Africa in the News: U.S.-Africa Summit Highlights; Central African Republic Leaders Step Down as Cease-Fire Falters

Highlights from the U.S.-Africa Leaders Summit

The U.S.-Africa Leaders Summit concluded Wednesday after African and U.S. officials engaged in three days of dialogue and announced billions in public and private sector commitments to enhance trade, investment and security across the continent.

Two key highlights of the summit were 1) the AGOA Forum, where Obama administration officials outlined the government’s comprehensive strategy for extending and updating the Africa Growth and Opportunity Act (AGOA), and 2) the U.S.-Africa Business Forum, where more than $33 billion in business deals were struck  between African and U.S. government and business leaders.

As part of that $33 billion, $12 billion in new funding was committed to the Power Africa Initiative, bringing the total funding for the program to $26 billion. With these new commitments, the Power Africa Initiative will electrify an estimated 60 million households and businesses, nearly tripling its original target. Approximately $5 billion of total Power Africa funding will come from the World Bank, which will begin issuing low-interest credit and loan guarantees to the six Power Africa partner countries (Ethiopia, Ghana, Kenya, Liberia, Nigeria and Tanzania) by the end of the year.

In addition, the other $14 billion announced in private-sector deals were related to aviation, banking, infrastructure and clean, renewable energy development. For instance, Coca-Cola Co. pledged an additional $5 billion in investment to Africa so that its total investments on the continent will reach $17 billion by the end of the decade; General Electric Co. committed $2 billion and plans to double its African workforce by 2018; and Proctor and Gamble announced $300 million toward a new manufacturing plant in Lagos, Nigeria. President Obama also announced $7 billion in new financing to facilitate U.S.-Africa trade and investment under the Doing Business in Africa (DBIA) Campaign and signed an executive order to establish an advisory council to advance and shape the approach of the DBIA campaign.

Furthermore, under the theme of “Investing in the Next Generation,” African leaders announced new initiatives or shared stories of ongoing strategies for promoting economic and leadership opportunities among the youth in their countries.
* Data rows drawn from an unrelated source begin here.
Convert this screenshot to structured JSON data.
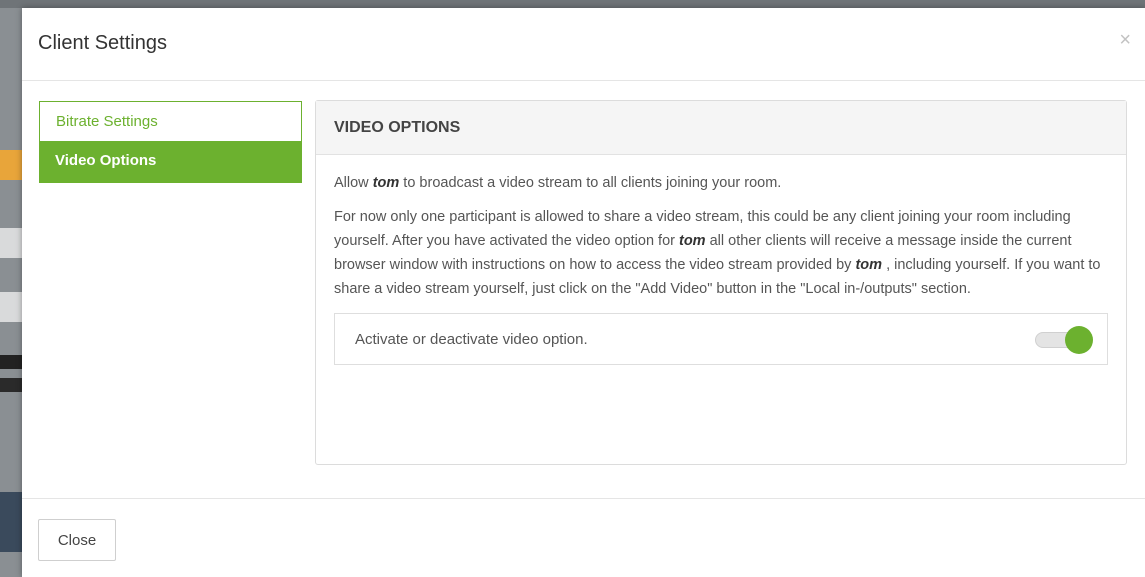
{
  "modal": {
    "title": "Client Settings",
    "close_icon": "×"
  },
  "sidebar": {
    "items": [
      {
        "label": "Bitrate Settings",
        "active": false
      },
      {
        "label": "Video Options",
        "active": true
      }
    ]
  },
  "panel": {
    "heading": "VIDEO OPTIONS",
    "intro": {
      "before": "Allow ",
      "user": "tom",
      "after": " to broadcast a video stream to all clients joining your room."
    },
    "details": {
      "part1": "For now only one participant is allowed to share a video stream, this could be any client joining your room including yourself. After you have activated the video option for ",
      "user1": "tom",
      "part2": " all other clients will receive a message inside the current browser window with instructions on how to access the video stream provided by ",
      "user2": "tom",
      "part3": " , including yourself. If you want to share a video stream yourself, just click on the \"Add Video\" button in the \"Local in-/outputs\" section."
    },
    "toggle": {
      "label": "Activate or deactivate video option.",
      "on": true
    }
  },
  "footer": {
    "close_label": "Close"
  },
  "colors": {
    "accent": "#6cb12f"
  }
}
For example, Burkina Faso introduced its new project on youth investment that aims to place 46,800 young men and women in sustainable jobs, while Tanzania committed to implementing a “State House Fellows” program that will train and provide hands-on social and economic development experiences to young Tanzanian leaders. Last week, the U.S. pledged to complement national initiatives by founding four Regional Leadership Centers in Ghana, Kenya, Senegal and South Africa to provide training and professional development opportunities to young African leaders.

In President Obama’s concluding remarks on the summit, he announced that “the U.S.-Africa Leaders Summit will be a recurring event to hold ourselves accountable for our commitments and to sustain our momentum.”

Fragile Cease-Fire Breaks Down in the Central African Republic, and the Prime Minister and Government Step Down in Accordance with Peace Deal Terms

On Tuesday, leaders of the main warring parties in the Central African Republic (CAR)—the ex-Séléka forces and anti-balaka militias—charged one another with breaking the cease-fire signed two weeks ago in Brazzaville, Republic of the Congo. An ex-Séléka spokesperson stated that anti-balaka fighters led attacks against several towns in the northern, predominantly rebel-held, region shortly after the ceasefire was signed on July 23, 2014. However, reports that ex-Séléka forces have violated the agreement also surfaced: Earlier in the week, troops of the French-led Operation Sangaris were attacked by ex-Séléka forces in the northern city of Batangafo. Two African Union peacekeeping soldiers and two ex-Séléka fighters were killed during the attack.

The CAR’s Prime Minister André Nzapayeké and 20 government ministers stepped down in compliance with the terms of the July 23 peace deal on Tuesday as well. Interim President Catherine Samba-Panza, who retained her position, said that the resignations of the government officials were accepted in order to “make her government more inclusive.” Although a new prime minister has yet to be named, Chatham House Associate Fellow Paul Melly speculates that Karim Mekaswa, a senior official for a former prime minister from the south, is a likely candidate considering that he is Muslim—and therefore a member of the religious minority in the CAR—yet “is not from the world of the rebel movements” and “is not only a technocrat but also someone who has been involved in politics and government for a long time.”